WORK TO COMPLETE:
Your answer must be an exact copy of the data below, minus any pictures.

RECORD EXTRACTS:
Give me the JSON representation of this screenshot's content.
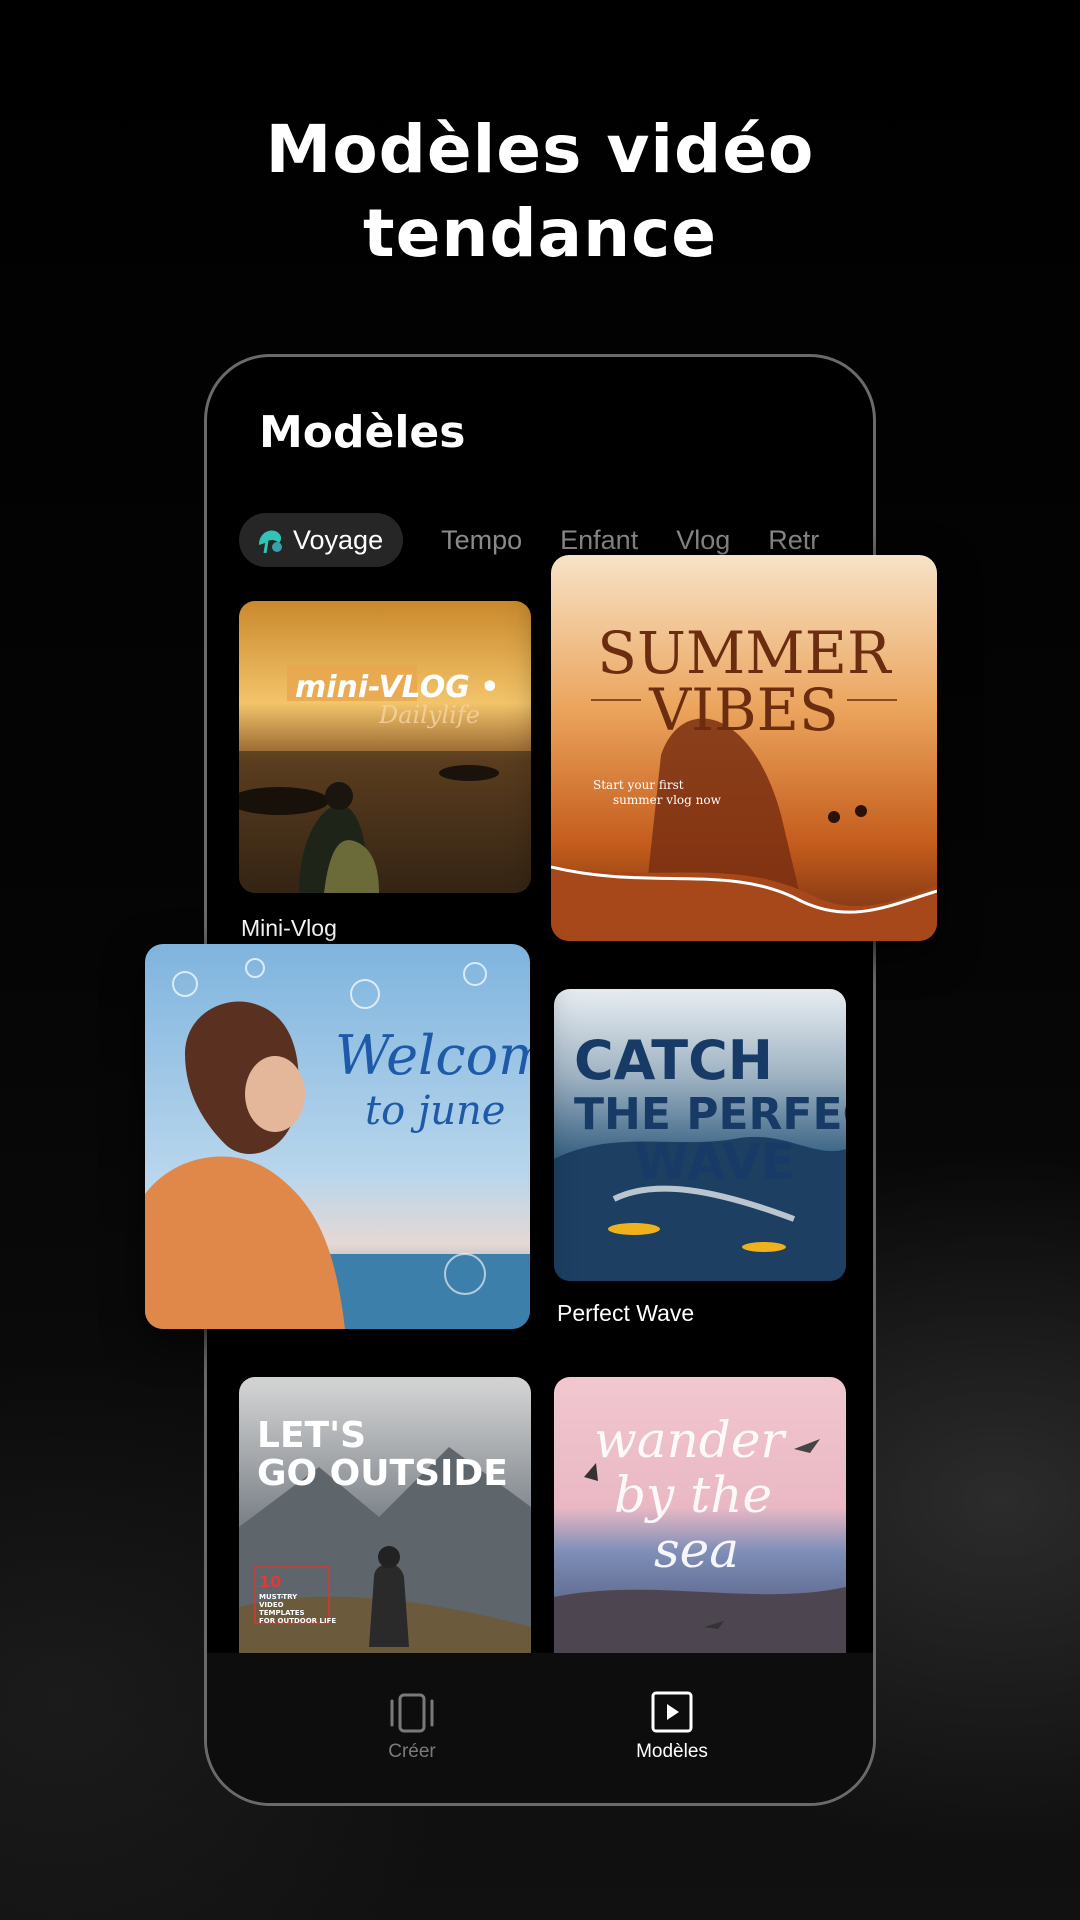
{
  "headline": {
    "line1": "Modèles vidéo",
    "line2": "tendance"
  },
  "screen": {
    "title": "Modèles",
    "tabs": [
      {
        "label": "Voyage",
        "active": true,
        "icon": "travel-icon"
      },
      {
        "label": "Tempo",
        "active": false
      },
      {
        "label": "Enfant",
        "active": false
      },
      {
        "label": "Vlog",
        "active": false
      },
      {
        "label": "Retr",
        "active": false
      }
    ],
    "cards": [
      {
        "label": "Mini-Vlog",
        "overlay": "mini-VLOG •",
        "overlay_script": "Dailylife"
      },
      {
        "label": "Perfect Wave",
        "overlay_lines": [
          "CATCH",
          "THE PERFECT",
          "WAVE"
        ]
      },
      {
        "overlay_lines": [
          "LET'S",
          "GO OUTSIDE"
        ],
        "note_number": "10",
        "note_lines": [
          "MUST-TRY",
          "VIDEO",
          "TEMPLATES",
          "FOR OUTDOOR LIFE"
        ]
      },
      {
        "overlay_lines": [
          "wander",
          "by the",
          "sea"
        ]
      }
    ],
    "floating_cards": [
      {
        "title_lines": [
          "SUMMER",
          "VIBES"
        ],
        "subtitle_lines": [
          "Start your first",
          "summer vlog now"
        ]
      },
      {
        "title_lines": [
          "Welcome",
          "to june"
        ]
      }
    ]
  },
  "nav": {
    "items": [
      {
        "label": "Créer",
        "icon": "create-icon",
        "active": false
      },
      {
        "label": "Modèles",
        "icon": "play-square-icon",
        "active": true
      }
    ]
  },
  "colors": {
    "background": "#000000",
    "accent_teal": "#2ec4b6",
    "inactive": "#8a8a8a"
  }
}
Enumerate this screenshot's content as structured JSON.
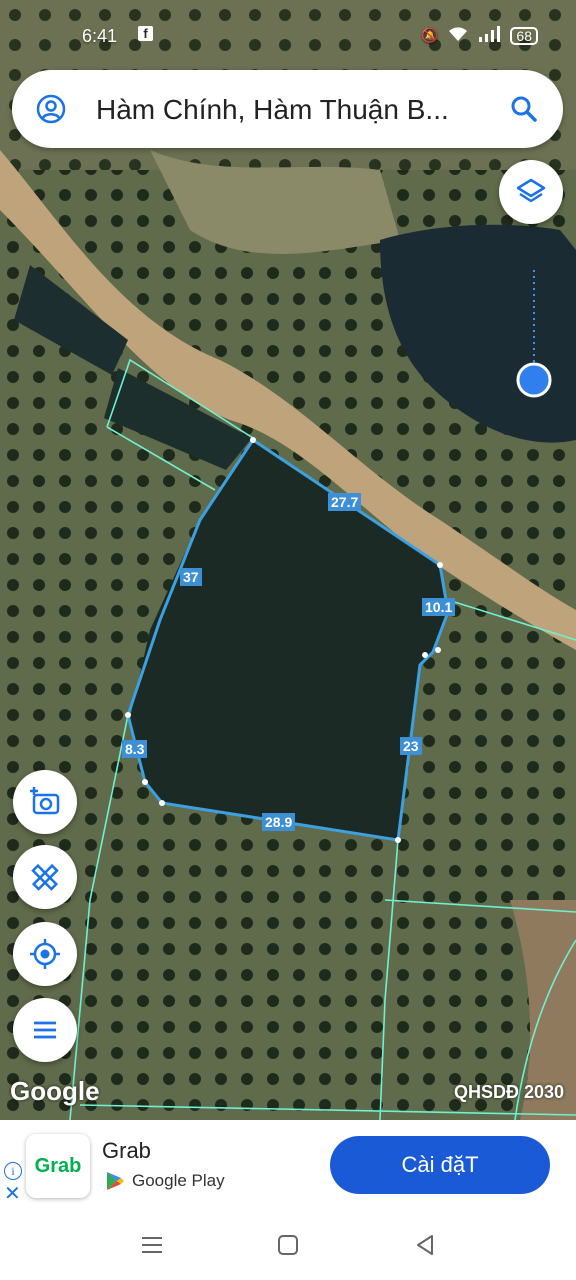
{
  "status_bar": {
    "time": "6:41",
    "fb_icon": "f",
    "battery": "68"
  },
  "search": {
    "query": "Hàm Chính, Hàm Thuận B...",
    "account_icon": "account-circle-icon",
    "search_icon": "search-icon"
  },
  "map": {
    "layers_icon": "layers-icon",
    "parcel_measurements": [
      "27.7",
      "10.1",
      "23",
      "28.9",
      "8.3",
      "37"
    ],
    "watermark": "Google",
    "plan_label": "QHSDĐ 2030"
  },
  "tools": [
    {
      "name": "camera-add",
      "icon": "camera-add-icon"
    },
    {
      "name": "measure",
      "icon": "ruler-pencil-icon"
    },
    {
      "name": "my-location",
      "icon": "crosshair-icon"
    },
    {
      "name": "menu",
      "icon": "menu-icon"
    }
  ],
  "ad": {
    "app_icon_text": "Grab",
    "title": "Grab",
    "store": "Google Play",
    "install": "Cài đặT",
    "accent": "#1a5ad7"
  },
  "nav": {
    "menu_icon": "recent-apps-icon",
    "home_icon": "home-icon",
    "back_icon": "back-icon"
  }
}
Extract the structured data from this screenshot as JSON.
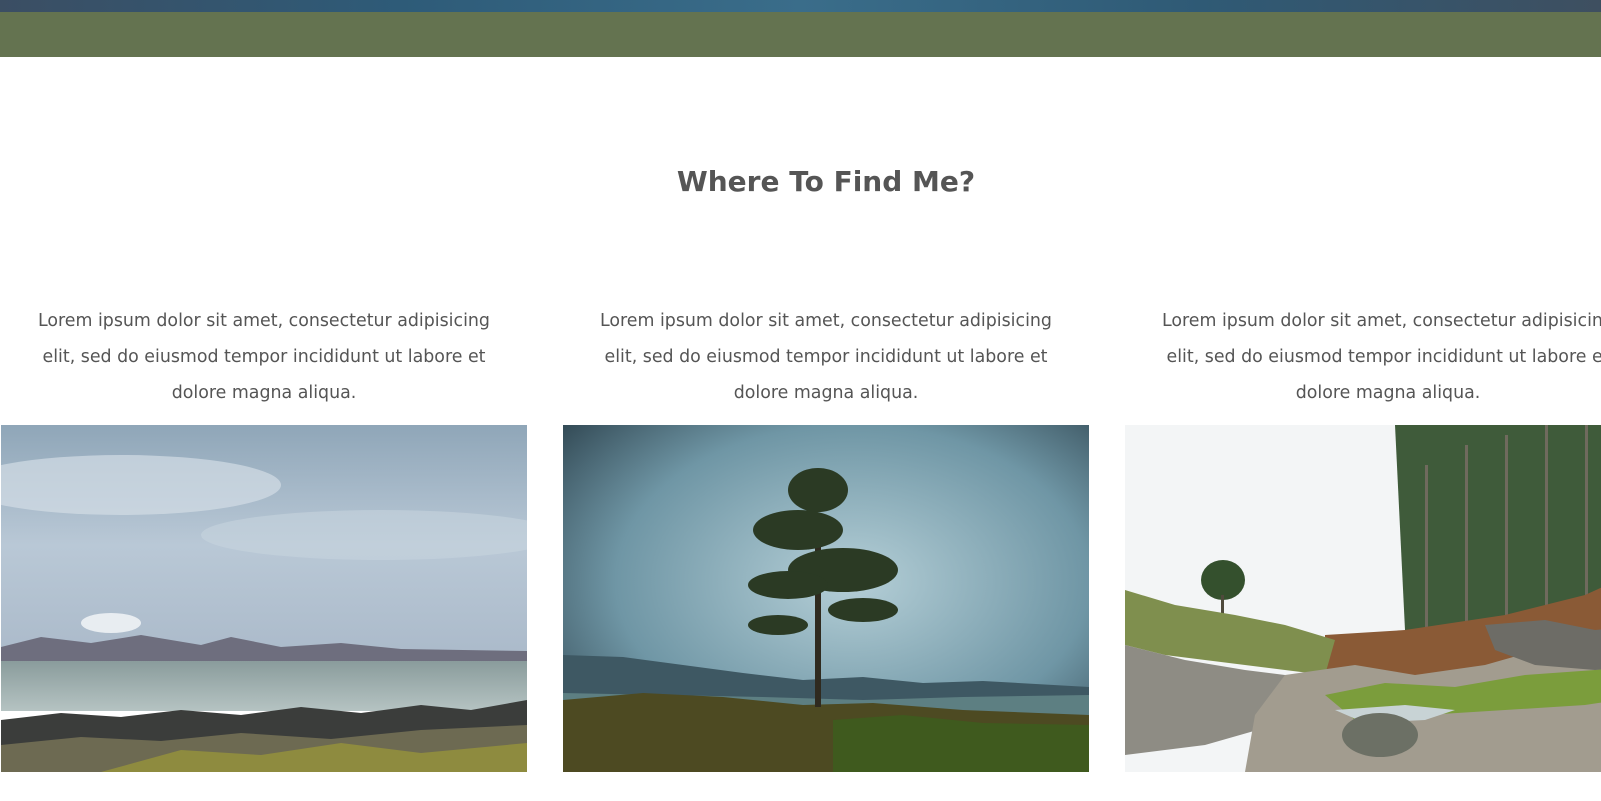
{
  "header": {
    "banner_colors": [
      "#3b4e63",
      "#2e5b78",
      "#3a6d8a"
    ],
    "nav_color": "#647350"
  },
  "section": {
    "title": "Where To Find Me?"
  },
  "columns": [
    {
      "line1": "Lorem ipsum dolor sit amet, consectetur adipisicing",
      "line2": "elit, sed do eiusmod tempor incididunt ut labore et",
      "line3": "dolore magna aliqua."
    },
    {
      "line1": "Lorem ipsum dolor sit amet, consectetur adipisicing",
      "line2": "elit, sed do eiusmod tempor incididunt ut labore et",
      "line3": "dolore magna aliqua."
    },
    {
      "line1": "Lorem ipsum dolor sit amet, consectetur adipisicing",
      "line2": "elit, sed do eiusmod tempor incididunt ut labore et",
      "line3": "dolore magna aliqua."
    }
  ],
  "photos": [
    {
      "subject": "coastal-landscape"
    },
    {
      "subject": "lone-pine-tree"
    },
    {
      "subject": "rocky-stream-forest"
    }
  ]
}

COMPLETED EXERCISE:
Give me the JSON representation of this screenshot's content.
{
  "headline": {
    "line1": "Modèles vidéo",
    "line2": "tendance"
  },
  "screen": {
    "title": "Modèles",
    "tabs": [
      {
        "label": "Voyage",
        "active": true,
        "icon": "travel-icon"
      },
      {
        "label": "Tempo",
        "active": false
      },
      {
        "label": "Enfant",
        "active": false
      },
      {
        "label": "Vlog",
        "active": false
      },
      {
        "label": "Retr",
        "active": false
      }
    ],
    "cards": [
      {
        "label": "Mini-Vlog",
        "overlay": "mini-VLOG •",
        "overlay_script": "Dailylife"
      },
      {
        "label": "Perfect Wave",
        "overlay_lines": [
          "CATCH",
          "THE PERFECT",
          "WAVE"
        ]
      },
      {
        "overlay_lines": [
          "LET'S",
          "GO OUTSIDE"
        ],
        "note_number": "10",
        "note_lines": [
          "MUST-TRY",
          "VIDEO",
          "TEMPLATES",
          "FOR OUTDOOR LIFE"
        ]
      },
      {
        "overlay_lines": [
          "wander",
          "by the",
          "sea"
        ]
      }
    ],
    "floating_cards": [
      {
        "title_lines": [
          "SUMMER",
          "VIBES"
        ],
        "subtitle_lines": [
          "Start your first",
          "summer vlog now"
        ]
      },
      {
        "title_lines": [
          "Welcome",
          "to june"
        ]
      }
    ]
  },
  "nav": {
    "items": [
      {
        "label": "Créer",
        "icon": "create-icon",
        "active": false
      },
      {
        "label": "Modèles",
        "icon": "play-square-icon",
        "active": true
      }
    ]
  },
  "colors": {
    "background": "#000000",
    "accent_teal": "#2ec4b6",
    "inactive": "#8a8a8a"
  }
}
Enumerate this screenshot's content as structured JSON.
{
  "status_bar": {
    "time": "6:41",
    "fb_icon": "f",
    "battery": "68"
  },
  "search": {
    "query": "Hàm Chính, Hàm Thuận B...",
    "account_icon": "account-circle-icon",
    "search_icon": "search-icon"
  },
  "map": {
    "layers_icon": "layers-icon",
    "parcel_measurements": [
      "27.7",
      "10.1",
      "23",
      "28.9",
      "8.3",
      "37"
    ],
    "watermark": "Google",
    "plan_label": "QHSDĐ 2030"
  },
  "tools": [
    {
      "name": "camera-add",
      "icon": "camera-add-icon"
    },
    {
      "name": "measure",
      "icon": "ruler-pencil-icon"
    },
    {
      "name": "my-location",
      "icon": "crosshair-icon"
    },
    {
      "name": "menu",
      "icon": "menu-icon"
    }
  ],
  "ad": {
    "app_icon_text": "Grab",
    "title": "Grab",
    "store": "Google Play",
    "install": "Cài đặT",
    "accent": "#1a5ad7"
  },
  "nav": {
    "menu_icon": "recent-apps-icon",
    "home_icon": "home-icon",
    "back_icon": "back-icon"
  }
}
Extract the structured data from this screenshot as JSON.
{
  "header": {
    "banner_colors": [
      "#3b4e63",
      "#2e5b78",
      "#3a6d8a"
    ],
    "nav_color": "#647350"
  },
  "section": {
    "title": "Where To Find Me?"
  },
  "columns": [
    {
      "line1": "Lorem ipsum dolor sit amet, consectetur adipisicing",
      "line2": "elit, sed do eiusmod tempor incididunt ut labore et",
      "line3": "dolore magna aliqua."
    },
    {
      "line1": "Lorem ipsum dolor sit amet, consectetur adipisicing",
      "line2": "elit, sed do eiusmod tempor incididunt ut labore et",
      "line3": "dolore magna aliqua."
    },
    {
      "line1": "Lorem ipsum dolor sit amet, consectetur adipisicing",
      "line2": "elit, sed do eiusmod tempor incididunt ut labore et",
      "line3": "dolore magna aliqua."
    }
  ],
  "photos": [
    {
      "subject": "coastal-landscape"
    },
    {
      "subject": "lone-pine-tree"
    },
    {
      "subject": "rocky-stream-forest"
    }
  ]
}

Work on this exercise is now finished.